> _Record set_:
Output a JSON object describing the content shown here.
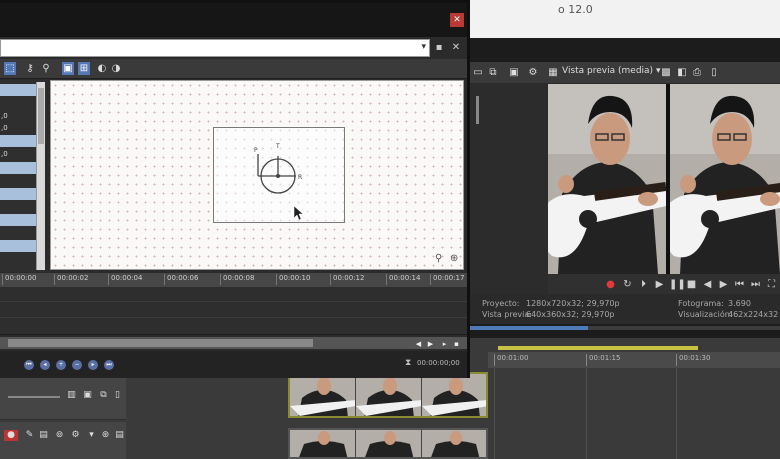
{
  "main_window": {
    "title": "o 12.0",
    "preview_mode": "Vista previa (media)",
    "preview_chevron": "▾"
  },
  "info": {
    "project_label": "Proyecto:",
    "project_value": "1280x720x32; 29,970p",
    "preview_label": "Vista previa:",
    "preview_value": "640x360x32; 29,970p",
    "frame_label": "Fotograma:",
    "frame_value": "3.690",
    "display_label": "Visualización:",
    "display_value": "462x224x32"
  },
  "playback_progress_percent": 38,
  "timeline_ruler": [
    "00:01:00",
    "00:01:15",
    "00:01:30"
  ],
  "dialog": {
    "close_glyph": "✕",
    "preset_chevron": "▾",
    "save_glyph": "▪",
    "delete_glyph": "✕",
    "params": [
      "",
      "",
      ",0",
      ",0",
      "",
      ",0",
      "",
      "",
      "",
      "",
      "",
      "",
      "",
      "",
      ""
    ],
    "keyframe_ruler": [
      "00:00:00",
      "00:00:02",
      "00:00:04",
      "00:00:06",
      "00:00:08",
      "00:00:10",
      "00:00:12",
      "00:00:14",
      "00:00:17"
    ],
    "time_readout": "00:00:00;00",
    "pivot_labels": {
      "top": "T",
      "left": "P",
      "right": "R"
    }
  },
  "icons": {
    "main_toolbar": [
      "window-icon",
      "copy-icon",
      "monitor-icon",
      "settings-icon",
      "grid-icon",
      "camera-icon",
      "save-frame-icon"
    ],
    "transport": [
      "record-icon",
      "loop-icon",
      "play-start-icon",
      "play-icon",
      "pause-icon",
      "stop-icon",
      "prev-frame-icon",
      "next-frame-icon",
      "go-start-icon",
      "go-end-icon",
      "fullscreen-icon"
    ],
    "keyframe_buttons": [
      "first-keyframe-icon",
      "prev-keyframe-icon",
      "add-keyframe-icon",
      "remove-keyframe-icon",
      "next-keyframe-icon",
      "last-keyframe-icon"
    ]
  },
  "colors": {
    "close_button": "#b83a33",
    "selection_blue": "#a9c0dc",
    "loop_region": "#c9c245",
    "progress": "#4f7cb8"
  }
}
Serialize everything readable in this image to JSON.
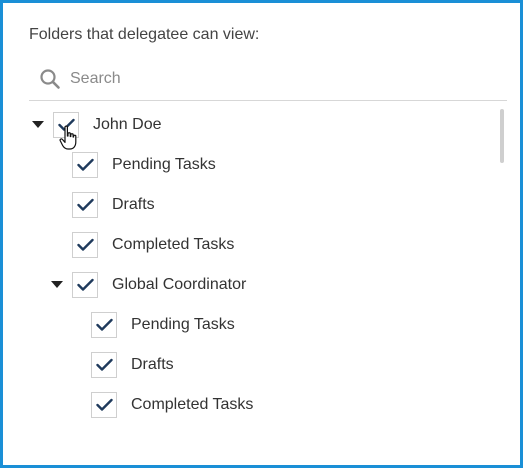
{
  "panel": {
    "title": "Folders that delegatee can view:"
  },
  "search": {
    "placeholder": "Search",
    "value": ""
  },
  "tree": {
    "root": {
      "label": "John Doe",
      "checked": true,
      "expanded": true,
      "children": [
        {
          "label": "Pending Tasks",
          "checked": true
        },
        {
          "label": "Drafts",
          "checked": true
        },
        {
          "label": "Completed Tasks",
          "checked": true
        },
        {
          "label": "Global Coordinator",
          "checked": true,
          "expanded": true,
          "children": [
            {
              "label": "Pending Tasks",
              "checked": true
            },
            {
              "label": "Drafts",
              "checked": true
            },
            {
              "label": "Completed Tasks",
              "checked": true
            }
          ]
        }
      ]
    }
  },
  "colors": {
    "frame_border": "#1a8fd6",
    "checkmark": "#1f3a5c",
    "text": "#333333"
  },
  "icons": {
    "search": "search-icon",
    "checkmark": "checkmark-icon",
    "expand": "caret-down-icon",
    "pointer": "hand-cursor-icon"
  }
}
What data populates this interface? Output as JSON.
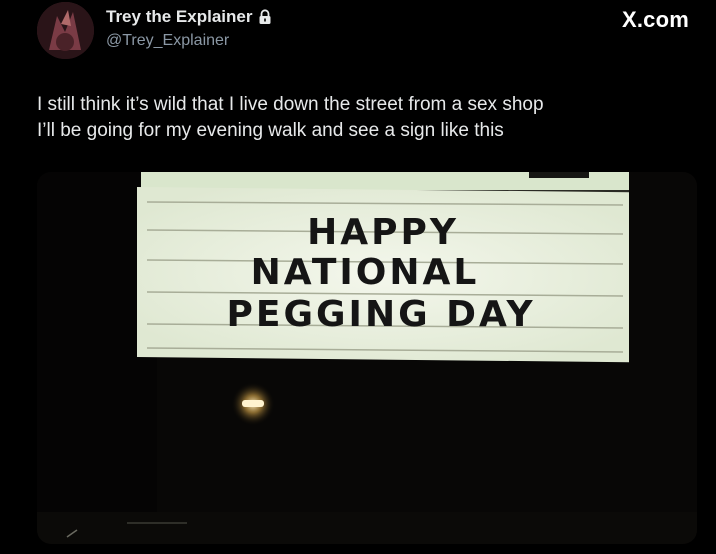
{
  "author": {
    "name": "Trey the Explainer",
    "handle": "@Trey_Explainer",
    "badge_icon": "lock-icon"
  },
  "brand": {
    "label": "X.com"
  },
  "tweet": {
    "lines": [
      "I still think it’s wild that I live down the street from a sex shop",
      "I’ll be going for my evening walk and see a sign like this"
    ]
  },
  "media": {
    "sign_lines": [
      "HAPPY",
      "NATIONAL",
      "PEGGING DAY"
    ]
  },
  "colors": {
    "background": "#000000",
    "text": "#e7e9ea",
    "muted": "#8b98a5",
    "sign_panel": "#eef2e4"
  }
}
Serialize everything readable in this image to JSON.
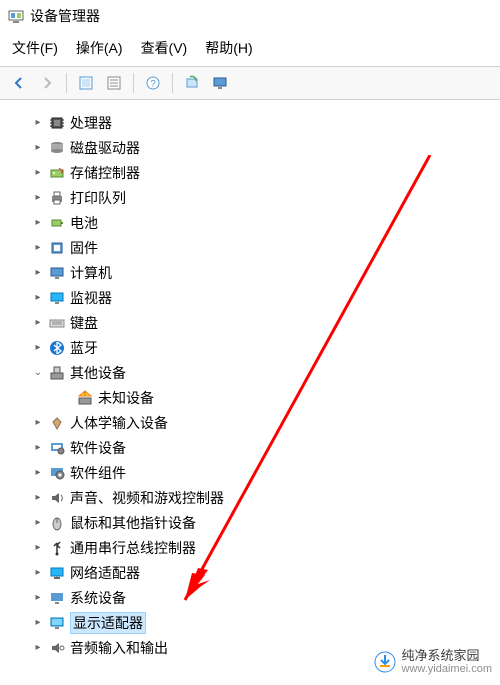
{
  "window": {
    "title": "设备管理器"
  },
  "menu": {
    "file": "文件(F)",
    "action": "操作(A)",
    "view": "查看(V)",
    "help": "帮助(H)"
  },
  "toolbar": {
    "back": "back",
    "forward": "forward",
    "show_hidden": "show-hidden",
    "properties": "properties",
    "refresh": "refresh",
    "scan": "scan",
    "monitor": "monitor"
  },
  "tree": {
    "items": [
      {
        "label": "处理器",
        "icon": "cpu",
        "expander": "▸"
      },
      {
        "label": "磁盘驱动器",
        "icon": "disk",
        "expander": "▸"
      },
      {
        "label": "存储控制器",
        "icon": "storage",
        "expander": "▸"
      },
      {
        "label": "打印队列",
        "icon": "printer",
        "expander": "▸"
      },
      {
        "label": "电池",
        "icon": "battery",
        "expander": "▸"
      },
      {
        "label": "固件",
        "icon": "firmware",
        "expander": "▸"
      },
      {
        "label": "计算机",
        "icon": "computer",
        "expander": "▸"
      },
      {
        "label": "监视器",
        "icon": "monitor",
        "expander": "▸"
      },
      {
        "label": "键盘",
        "icon": "keyboard",
        "expander": "▸"
      },
      {
        "label": "蓝牙",
        "icon": "bluetooth",
        "expander": "▸"
      },
      {
        "label": "其他设备",
        "icon": "other",
        "expander": "⌄"
      },
      {
        "label": "未知设备",
        "icon": "unknown",
        "expander": "",
        "child": true
      },
      {
        "label": "人体学输入设备",
        "icon": "hid",
        "expander": "▸"
      },
      {
        "label": "软件设备",
        "icon": "software",
        "expander": "▸"
      },
      {
        "label": "软件组件",
        "icon": "component",
        "expander": "▸"
      },
      {
        "label": "声音、视频和游戏控制器",
        "icon": "sound",
        "expander": "▸"
      },
      {
        "label": "鼠标和其他指针设备",
        "icon": "mouse",
        "expander": "▸"
      },
      {
        "label": "通用串行总线控制器",
        "icon": "usb",
        "expander": "▸"
      },
      {
        "label": "网络适配器",
        "icon": "network",
        "expander": "▸"
      },
      {
        "label": "系统设备",
        "icon": "system",
        "expander": "▸"
      },
      {
        "label": "显示适配器",
        "icon": "display",
        "expander": "▸",
        "selected": true
      },
      {
        "label": "音频输入和输出",
        "icon": "audio",
        "expander": "▸",
        "cut": true
      }
    ]
  },
  "watermark": {
    "brand": "纯净系统家园",
    "url": "www.yidaimei.com"
  }
}
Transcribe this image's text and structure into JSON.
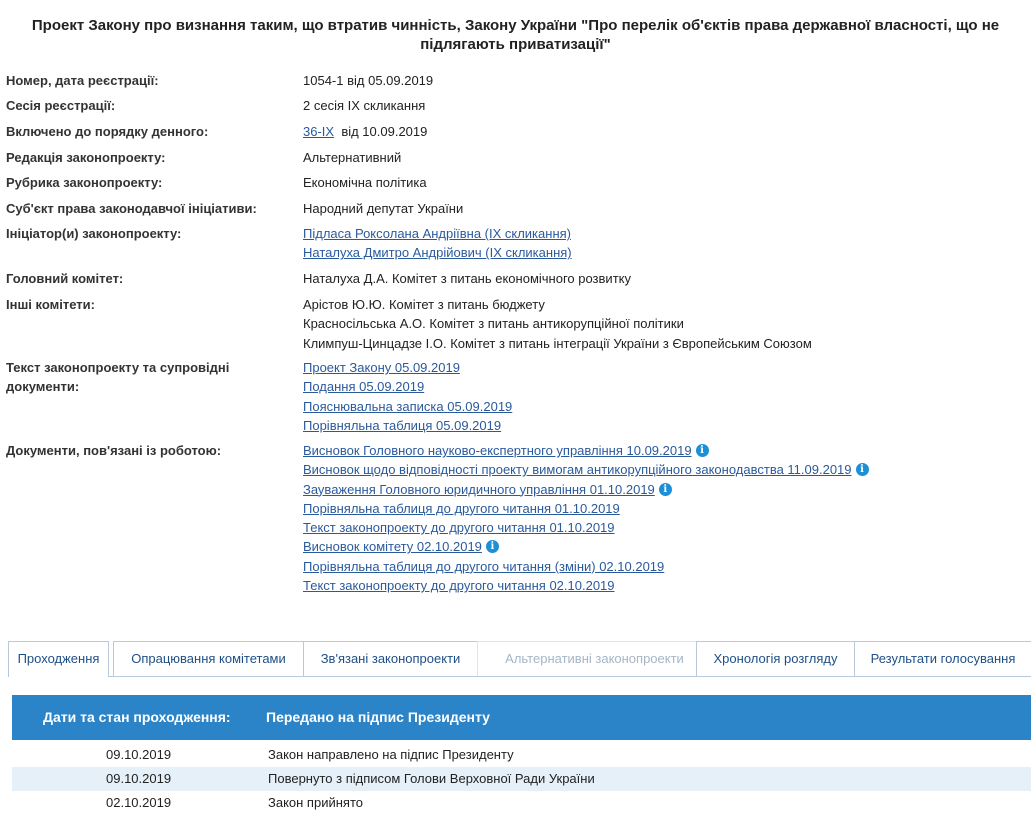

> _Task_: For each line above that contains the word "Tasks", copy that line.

> _Final answer_:
          "label": "Pending Tasks",
          "label": "Completed Tasks",
              "label": "Pending Tasks",
              "label": "Completed Tasks",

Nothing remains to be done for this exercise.